Seedpods (sPods) from the trumpet vines hang down over the path to the front door. The path is rather long, and the sPods bang against my head as I walk to and fro, which is quite annoying; however, I leave the sPods hanging to bang against my head as I walk under them because now that it's cold outside they are drying up, splitting open, and the birds flit and frolic about in the tangle of vines and eat the seeds inside the pods.
If you are familiar with relativity and/or paranormal phenomena, then you might know something about wormholes. Among the theories about wormholes, there has been speculation that wormholes could be used as shortcuts to cross through the time-space continuum, making short work of long journeys across the universe. Of course, attempting to slip through wormholes to make intergalactic jaunts could be fraught with danger — the wormhole might suddenly collapse, moving through high levels of radioactivity, encounters with exotic matter, colliding with aliens slipping the opposite direction through the same wormhole, wormhole insurance is not available, and there is no precedents for litigation against careless aliens speed slipping through wormholes.
While much of the speculation about wormholes has been about using them as shortcuts for space travel, I’ve long suspected that wormholes exist on a more local level, especially on our property, where I have dropped tools and eyeglasses, watched them fall and disappear before my eyes, never to be found again. I believe they fell into wormholes and slipped into another time out of my sight. Those tools and eyeglasses may very well be lying in the same space where they fell, but the time shift makes them impossible for me to find them in the present.
Since I do a lot of photography in vey low light, especially with the time change, I believe I got a photo of a wormhole while trying to photograph an owl in the the dark. And that brings up more questions — did the owl somehow initiate the wormhole? Do owls know how to travel through wormholes?
Silver is a silly kitty. He really gets the most out of hammocking. He also makes the best out of lying on the shelf waiting for a hammock to open up. You can see an animated gif of Silver hammocking at https://photoofthedayetc.wordpress.com/2018/11/10/silly-silver/
We had stormy weather that started last night, and we are supposed to have freezing temperatures tonight. We've had light frost most mornings for the past week, so the cottonwoods are turning from yellow to brown. If we get a hard frost tonight, most of the trees will turn brown over the next few days.

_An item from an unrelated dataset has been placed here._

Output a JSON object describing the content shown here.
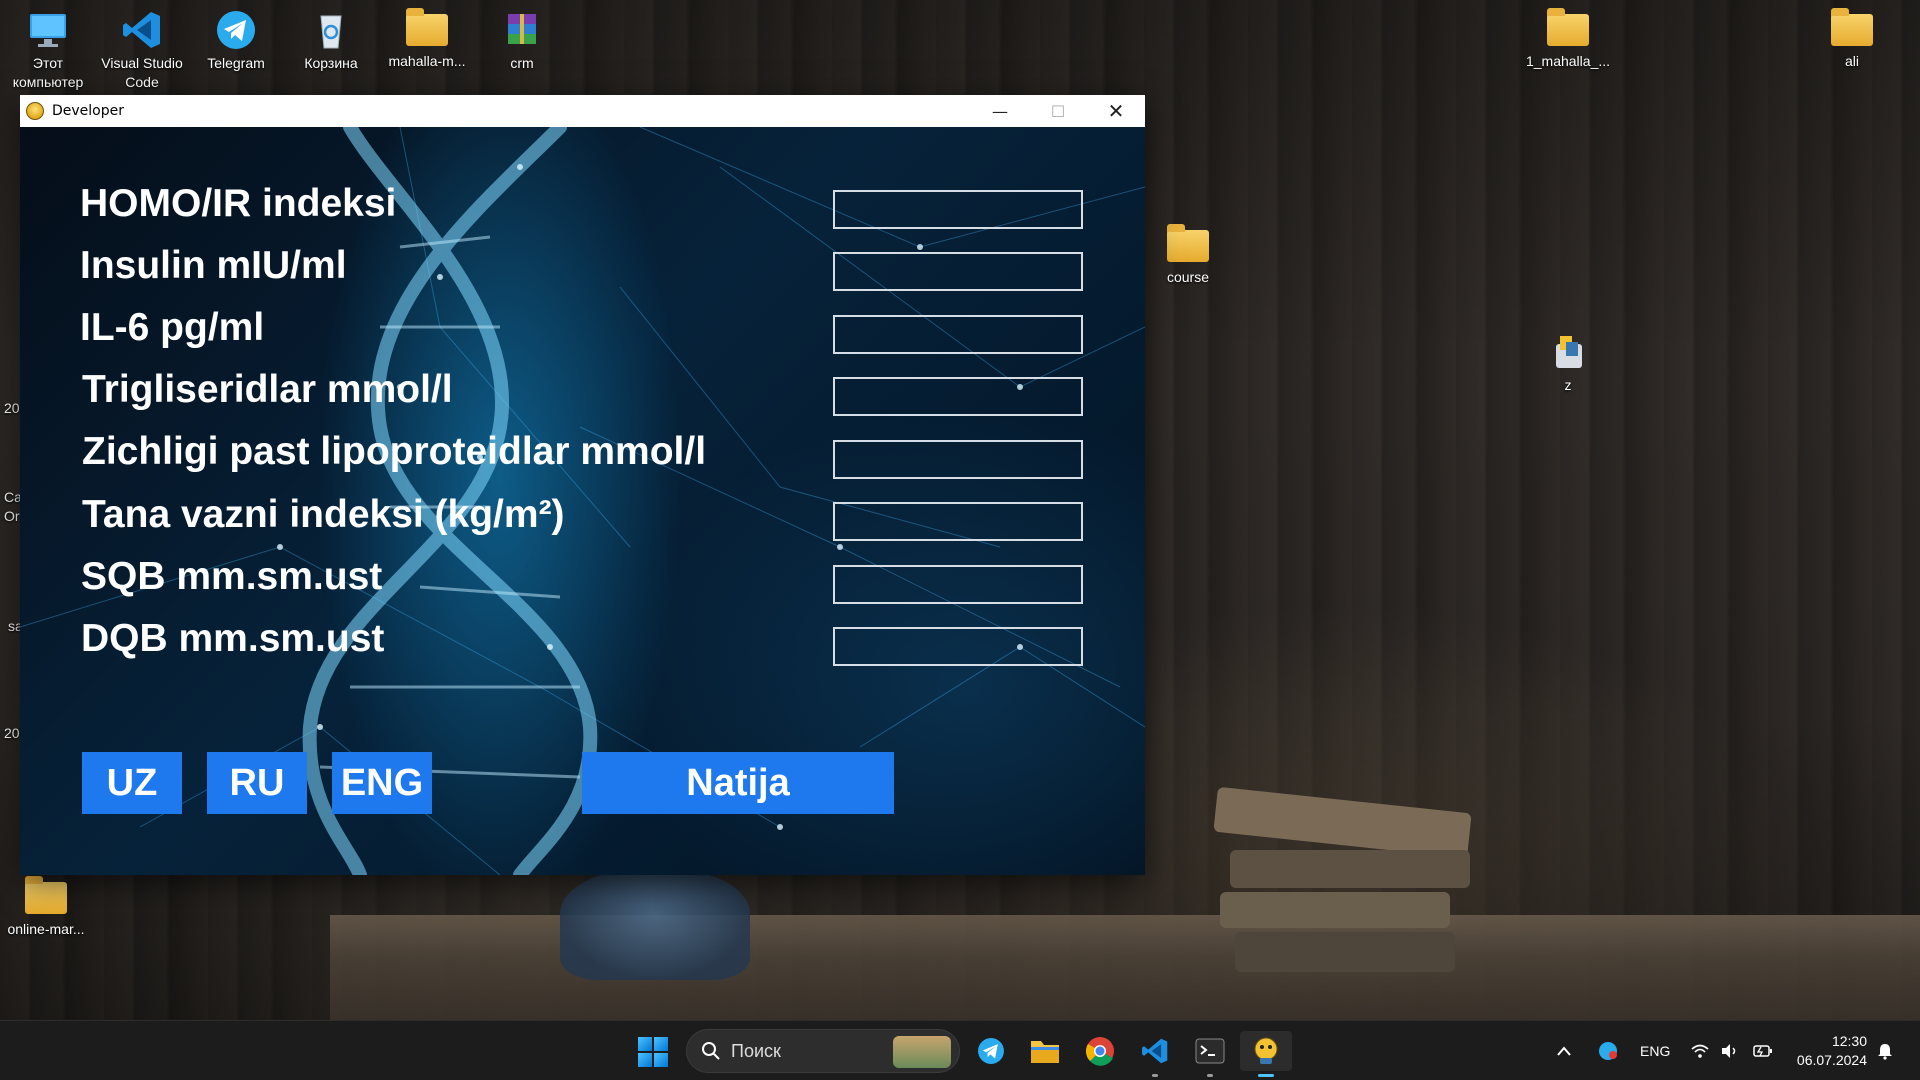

Zenfolio has been having various technical issues the past few weeks, which included an issue that made it so no one could comment for several days. It looks like the problem with comments has been solved, but issues remain which make posting problematic and irritating.
Murals along the Canal in the 19th Arrondissement, Paris, France.

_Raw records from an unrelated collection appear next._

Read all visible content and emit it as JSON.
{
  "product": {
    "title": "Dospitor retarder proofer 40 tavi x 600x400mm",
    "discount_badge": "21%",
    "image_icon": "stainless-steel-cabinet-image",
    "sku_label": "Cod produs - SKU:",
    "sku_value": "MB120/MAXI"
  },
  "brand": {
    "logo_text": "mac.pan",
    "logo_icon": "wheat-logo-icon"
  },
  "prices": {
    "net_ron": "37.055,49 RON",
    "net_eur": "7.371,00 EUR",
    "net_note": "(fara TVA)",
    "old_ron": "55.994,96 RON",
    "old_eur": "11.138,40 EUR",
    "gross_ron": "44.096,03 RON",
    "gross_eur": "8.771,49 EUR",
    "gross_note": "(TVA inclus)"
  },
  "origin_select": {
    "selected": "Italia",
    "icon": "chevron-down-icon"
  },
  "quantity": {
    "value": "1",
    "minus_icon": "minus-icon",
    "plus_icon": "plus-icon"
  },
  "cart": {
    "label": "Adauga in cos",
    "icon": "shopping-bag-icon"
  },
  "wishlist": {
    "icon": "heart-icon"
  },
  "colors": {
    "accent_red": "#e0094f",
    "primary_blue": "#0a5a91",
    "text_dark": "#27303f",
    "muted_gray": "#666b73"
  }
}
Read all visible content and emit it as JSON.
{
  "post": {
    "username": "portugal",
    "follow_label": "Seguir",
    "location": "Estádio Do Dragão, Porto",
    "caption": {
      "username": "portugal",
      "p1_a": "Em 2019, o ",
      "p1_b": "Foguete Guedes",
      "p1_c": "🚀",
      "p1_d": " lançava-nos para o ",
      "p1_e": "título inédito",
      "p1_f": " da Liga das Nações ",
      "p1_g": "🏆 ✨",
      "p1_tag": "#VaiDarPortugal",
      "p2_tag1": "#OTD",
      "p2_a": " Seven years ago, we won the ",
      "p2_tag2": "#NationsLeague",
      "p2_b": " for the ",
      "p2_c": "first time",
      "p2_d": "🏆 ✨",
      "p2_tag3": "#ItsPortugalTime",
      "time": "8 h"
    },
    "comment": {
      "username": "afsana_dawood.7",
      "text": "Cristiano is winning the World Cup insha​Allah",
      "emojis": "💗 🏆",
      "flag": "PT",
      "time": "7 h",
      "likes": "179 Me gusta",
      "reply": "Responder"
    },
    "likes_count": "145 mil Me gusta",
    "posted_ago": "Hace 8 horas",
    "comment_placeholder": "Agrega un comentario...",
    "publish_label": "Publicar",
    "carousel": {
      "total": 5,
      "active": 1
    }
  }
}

We went out for a walk in the bosque this afternoon. Today you can see the colors in daylight.